_HOW TO COMPLETE THIS TASK_:
Output each entry verbatim. Leave the images out.

──────── STORED DATA

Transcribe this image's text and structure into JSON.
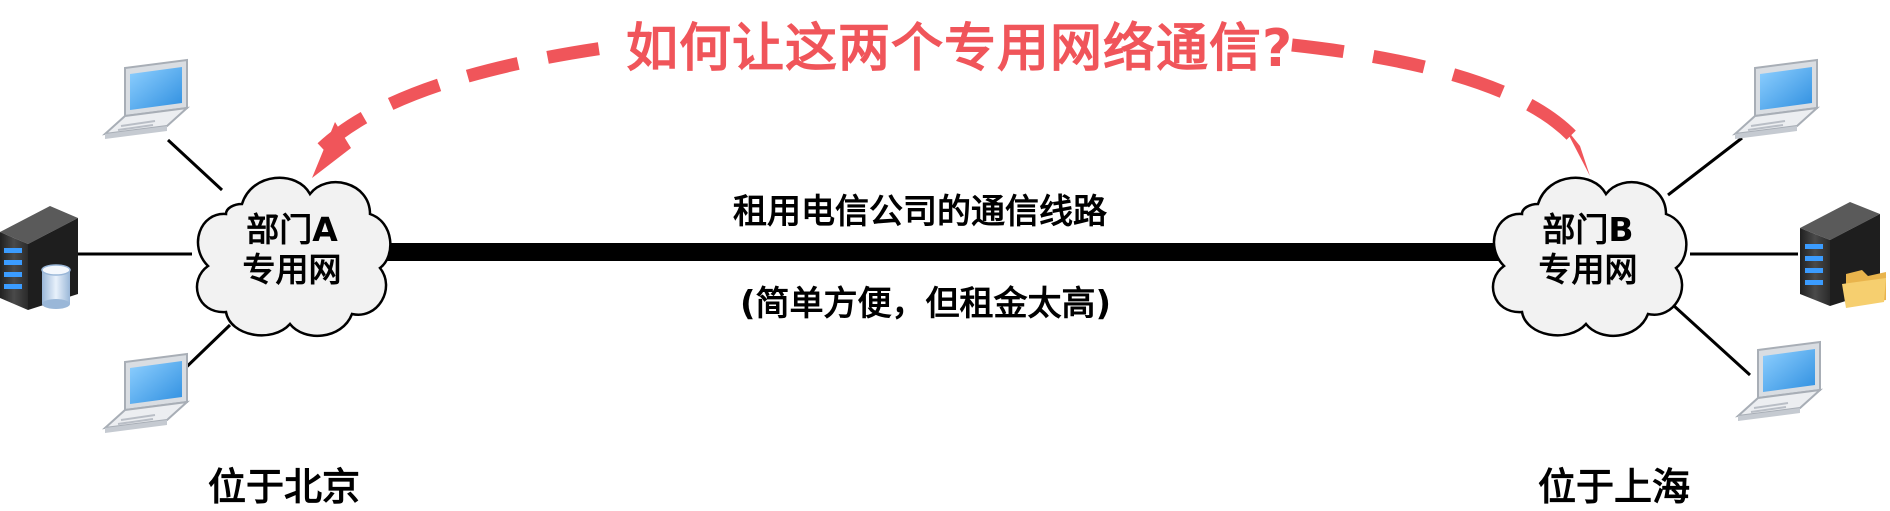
{
  "question": "如何让这两个专用网络通信?",
  "link": {
    "label": "租用电信公司的通信线路",
    "note": "(简单方便，但租金太高)"
  },
  "site_a": {
    "network_line1": "部门A",
    "network_line2": "专用网",
    "location": "位于北京"
  },
  "site_b": {
    "network_line1": "部门B",
    "network_line2": "专用网",
    "location": "位于上海"
  },
  "colors": {
    "accent": "#f0555a",
    "line": "#000000",
    "cloud_fill": "#f2f2f2",
    "laptop_screen": "#5aaeea",
    "server_body": "#3a3a3a"
  },
  "icons": [
    "laptop-icon",
    "server-icon",
    "database-icon",
    "folder-icon",
    "cloud-icon"
  ]
}
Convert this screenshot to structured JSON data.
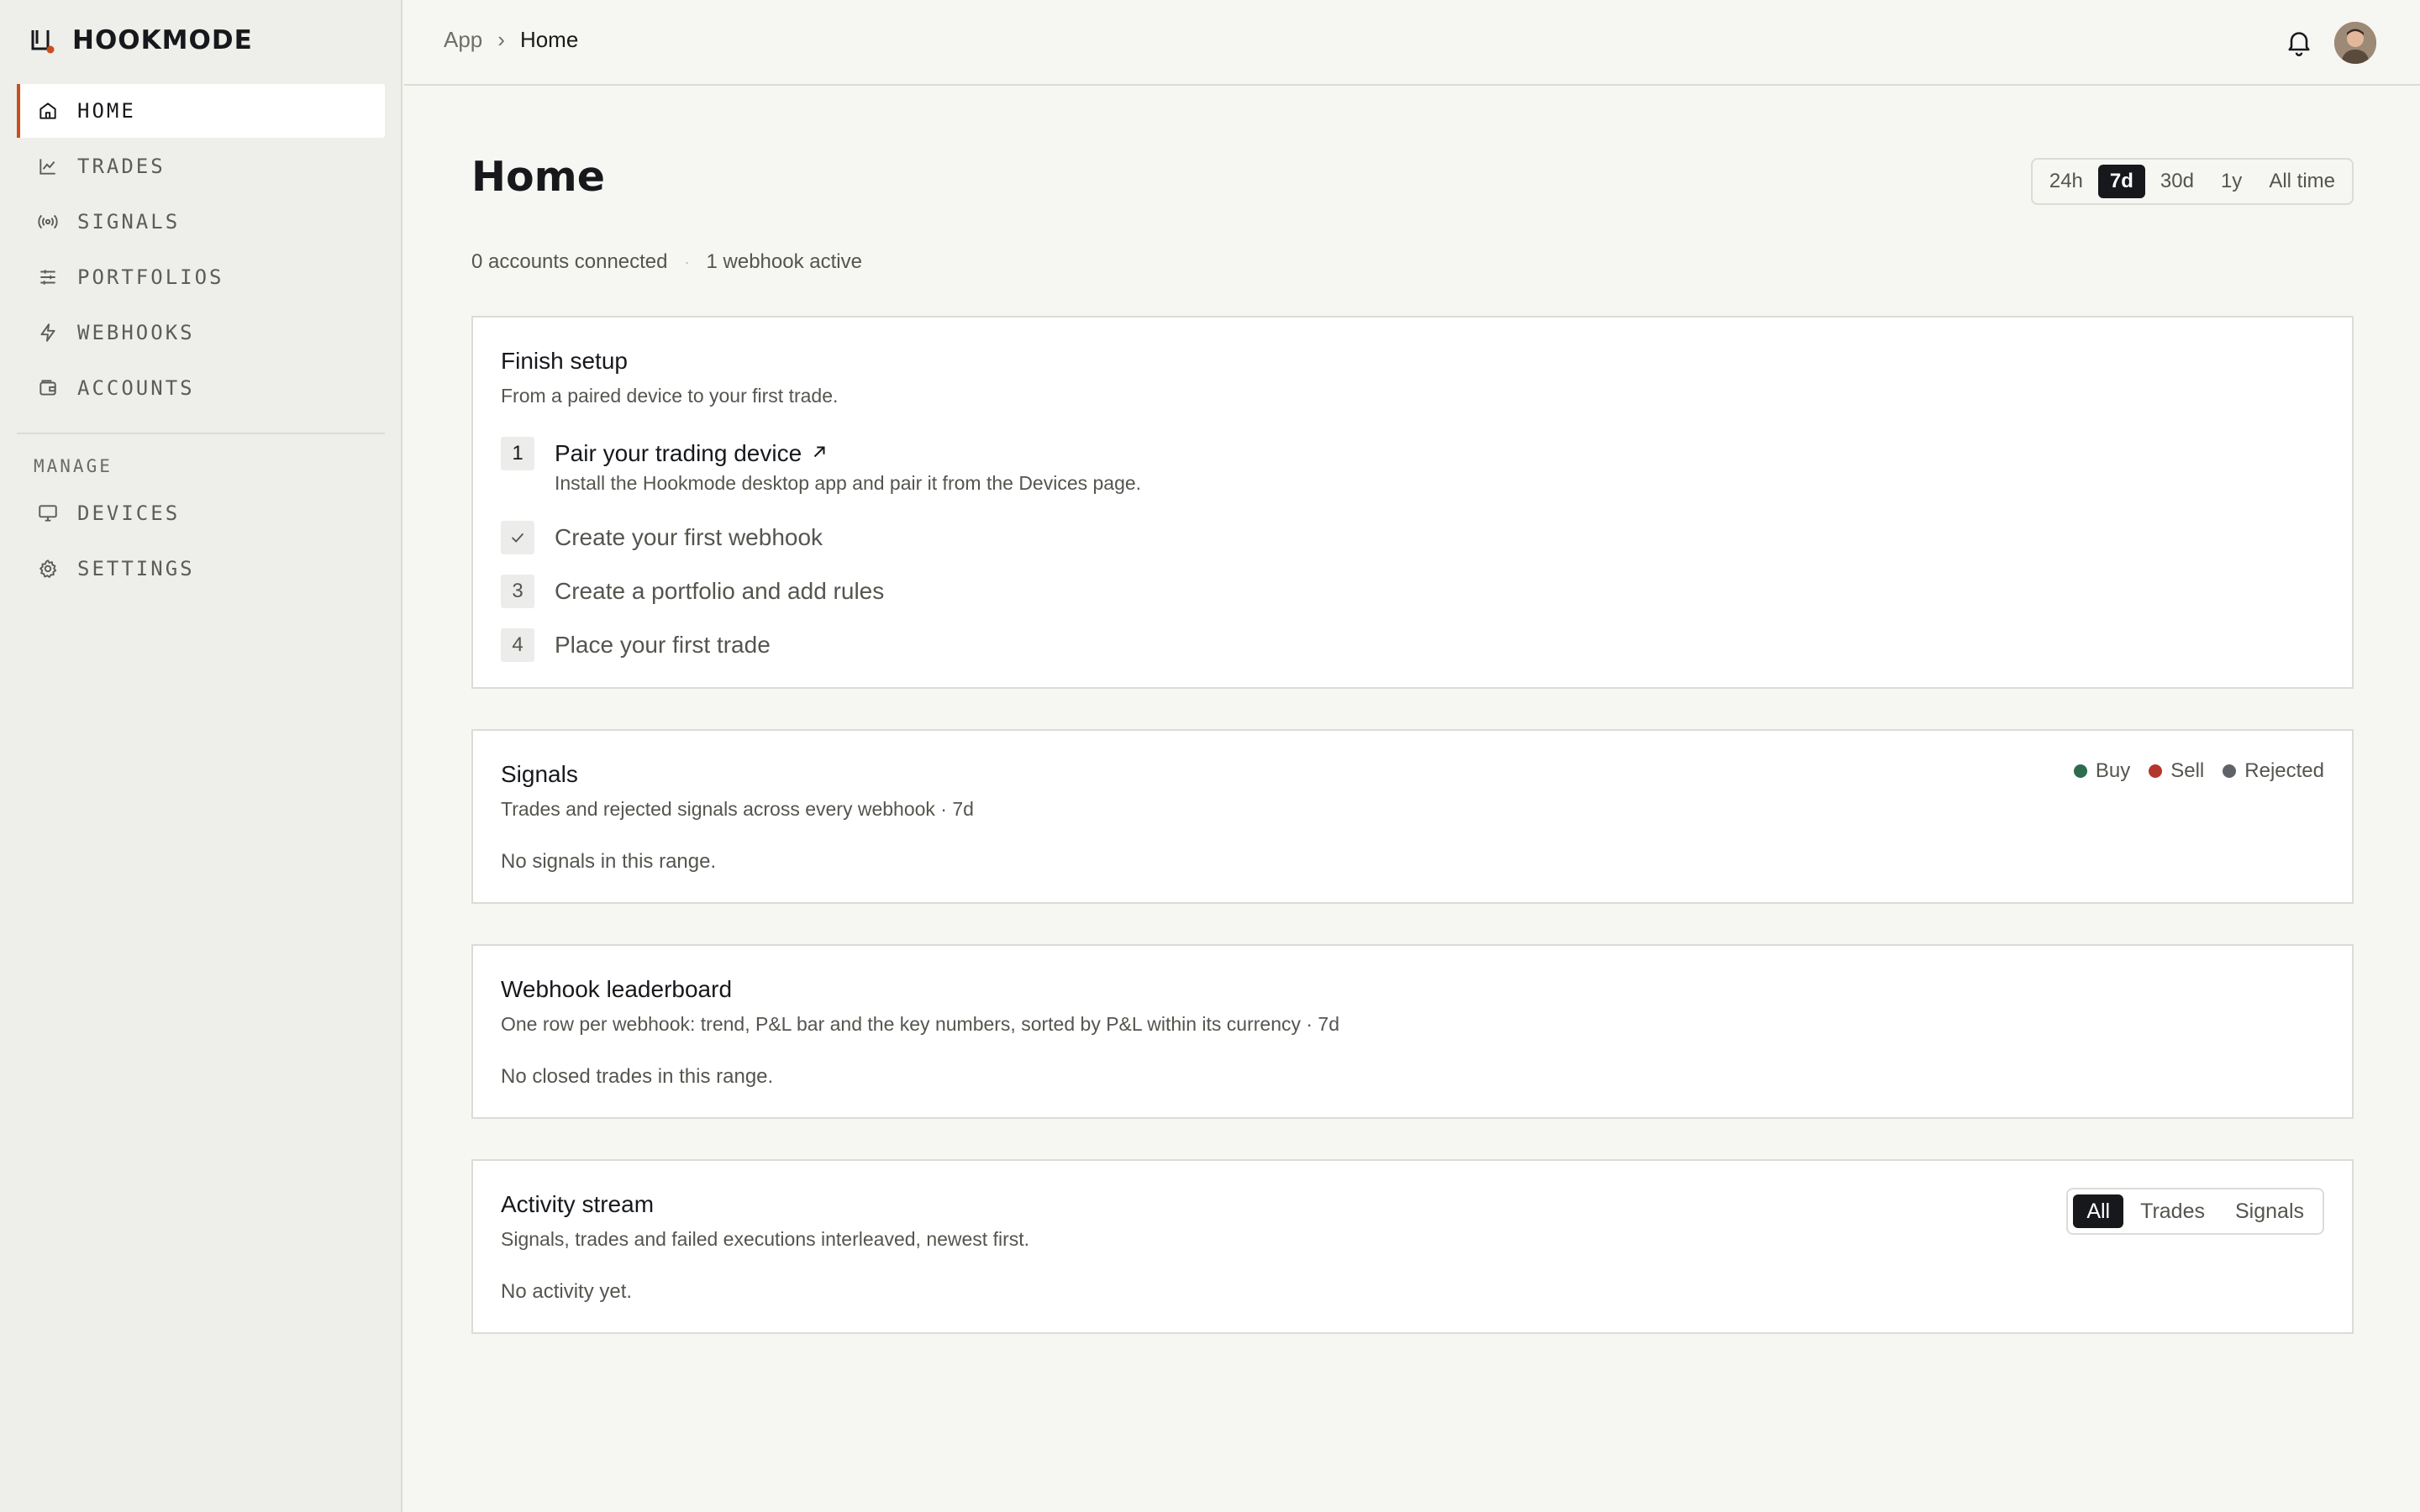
{
  "brand": {
    "name": "HOOKMODE",
    "logo_icon": "hook-logo-icon"
  },
  "sidebar": {
    "items": [
      {
        "label": "HOME",
        "icon": "home-icon",
        "active": true
      },
      {
        "label": "TRADES",
        "icon": "line-chart-icon"
      },
      {
        "label": "SIGNALS",
        "icon": "broadcast-icon"
      },
      {
        "label": "PORTFOLIOS",
        "icon": "sliders-icon"
      },
      {
        "label": "WEBHOOKS",
        "icon": "bolt-icon"
      },
      {
        "label": "ACCOUNTS",
        "icon": "wallet-icon"
      }
    ],
    "section_label": "MANAGE",
    "manage_items": [
      {
        "label": "DEVICES",
        "icon": "monitor-icon"
      },
      {
        "label": "SETTINGS",
        "icon": "gear-icon"
      }
    ]
  },
  "topbar": {
    "breadcrumb": {
      "root": "App",
      "separator": "›",
      "current": "Home"
    }
  },
  "page": {
    "title": "Home",
    "range_tabs": [
      "24h",
      "7d",
      "30d",
      "1y",
      "All time"
    ],
    "range_selected": "7d",
    "meta": {
      "accounts": "0 accounts connected",
      "dot": "·",
      "webhooks": "1 webhook active"
    }
  },
  "setup": {
    "title": "Finish setup",
    "subtitle": "From a paired device to your first trade.",
    "steps": [
      {
        "badge": "1",
        "label": "Pair your trading device",
        "desc": "Install the Hookmode desktop app and pair it from the Devices page."
      },
      {
        "badge": "✓",
        "label": "Create your first webhook"
      },
      {
        "badge": "3",
        "label": "Create a portfolio and add rules"
      },
      {
        "badge": "4",
        "label": "Place your first trade"
      }
    ]
  },
  "signals": {
    "title": "Signals",
    "subtitle": "Trades and rejected signals across every webhook · 7d",
    "empty": "No signals in this range.",
    "legend": [
      {
        "label": "Buy",
        "color": "#2e6b4f"
      },
      {
        "label": "Sell",
        "color": "#b3362d"
      },
      {
        "label": "Rejected",
        "color": "#5f6368"
      }
    ]
  },
  "leaderboard": {
    "title": "Webhook leaderboard",
    "subtitle": "One row per webhook: trend, P&L bar and the key numbers, sorted by P&L within its currency · 7d",
    "empty": "No closed trades in this range."
  },
  "activity": {
    "title": "Activity stream",
    "subtitle": "Signals, trades and failed executions interleaved, newest first.",
    "empty": "No activity yet.",
    "tabs": [
      "All",
      "Trades",
      "Signals"
    ],
    "selected": "All"
  },
  "colors": {
    "accent": "#c8501f",
    "ink": "#16181c",
    "background": "#f6f6f2"
  }
}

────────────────

_ANSWER_:
Transcribe this image's text and structure into JSON.
{
  "question": "如何让这两个专用网络通信?",
  "link": {
    "label": "租用电信公司的通信线路",
    "note": "(简单方便，但租金太高)"
  },
  "site_a": {
    "network_line1": "部门A",
    "network_line2": "专用网",
    "location": "位于北京"
  },
  "site_b": {
    "network_line1": "部门B",
    "network_line2": "专用网",
    "location": "位于上海"
  },
  "colors": {
    "accent": "#f0555a",
    "line": "#000000",
    "cloud_fill": "#f2f2f2",
    "laptop_screen": "#5aaeea",
    "server_body": "#3a3a3a"
  },
  "icons": [
    "laptop-icon",
    "server-icon",
    "database-icon",
    "folder-icon",
    "cloud-icon"
  ]
}
Convert this screenshot to structured JSON data.
{
  "brand": {
    "name": "HOOKMODE",
    "logo_icon": "hook-logo-icon"
  },
  "sidebar": {
    "items": [
      {
        "label": "HOME",
        "icon": "home-icon",
        "active": true
      },
      {
        "label": "TRADES",
        "icon": "line-chart-icon"
      },
      {
        "label": "SIGNALS",
        "icon": "broadcast-icon"
      },
      {
        "label": "PORTFOLIOS",
        "icon": "sliders-icon"
      },
      {
        "label": "WEBHOOKS",
        "icon": "bolt-icon"
      },
      {
        "label": "ACCOUNTS",
        "icon": "wallet-icon"
      }
    ],
    "section_label": "MANAGE",
    "manage_items": [
      {
        "label": "DEVICES",
        "icon": "monitor-icon"
      },
      {
        "label": "SETTINGS",
        "icon": "gear-icon"
      }
    ]
  },
  "topbar": {
    "breadcrumb": {
      "root": "App",
      "separator": "›",
      "current": "Home"
    }
  },
  "page": {
    "title": "Home",
    "range_tabs": [
      "24h",
      "7d",
      "30d",
      "1y",
      "All time"
    ],
    "range_selected": "7d",
    "meta": {
      "accounts": "0 accounts connected",
      "dot": "·",
      "webhooks": "1 webhook active"
    }
  },
  "setup": {
    "title": "Finish setup",
    "subtitle": "From a paired device to your first trade.",
    "steps": [
      {
        "badge": "1",
        "label": "Pair your trading device",
        "desc": "Install the Hookmode desktop app and pair it from the Devices page."
      },
      {
        "badge": "✓",
        "label": "Create your first webhook"
      },
      {
        "badge": "3",
        "label": "Create a portfolio and add rules"
      },
      {
        "badge": "4",
        "label": "Place your first trade"
      }
    ]
  },
  "signals": {
    "title": "Signals",
    "subtitle": "Trades and rejected signals across every webhook · 7d",
    "empty": "No signals in this range.",
    "legend": [
      {
        "label": "Buy",
        "color": "#2e6b4f"
      },
      {
        "label": "Sell",
        "color": "#b3362d"
      },
      {
        "label": "Rejected",
        "color": "#5f6368"
      }
    ]
  },
  "leaderboard": {
    "title": "Webhook leaderboard",
    "subtitle": "One row per webhook: trend, P&L bar and the key numbers, sorted by P&L within its currency · 7d",
    "empty": "No closed trades in this range."
  },
  "activity": {
    "title": "Activity stream",
    "subtitle": "Signals, trades and failed executions interleaved, newest first.",
    "empty": "No activity yet.",
    "tabs": [
      "All",
      "Trades",
      "Signals"
    ],
    "selected": "All"
  },
  "colors": {
    "accent": "#c8501f",
    "ink": "#16181c",
    "background": "#f6f6f2"
  }
}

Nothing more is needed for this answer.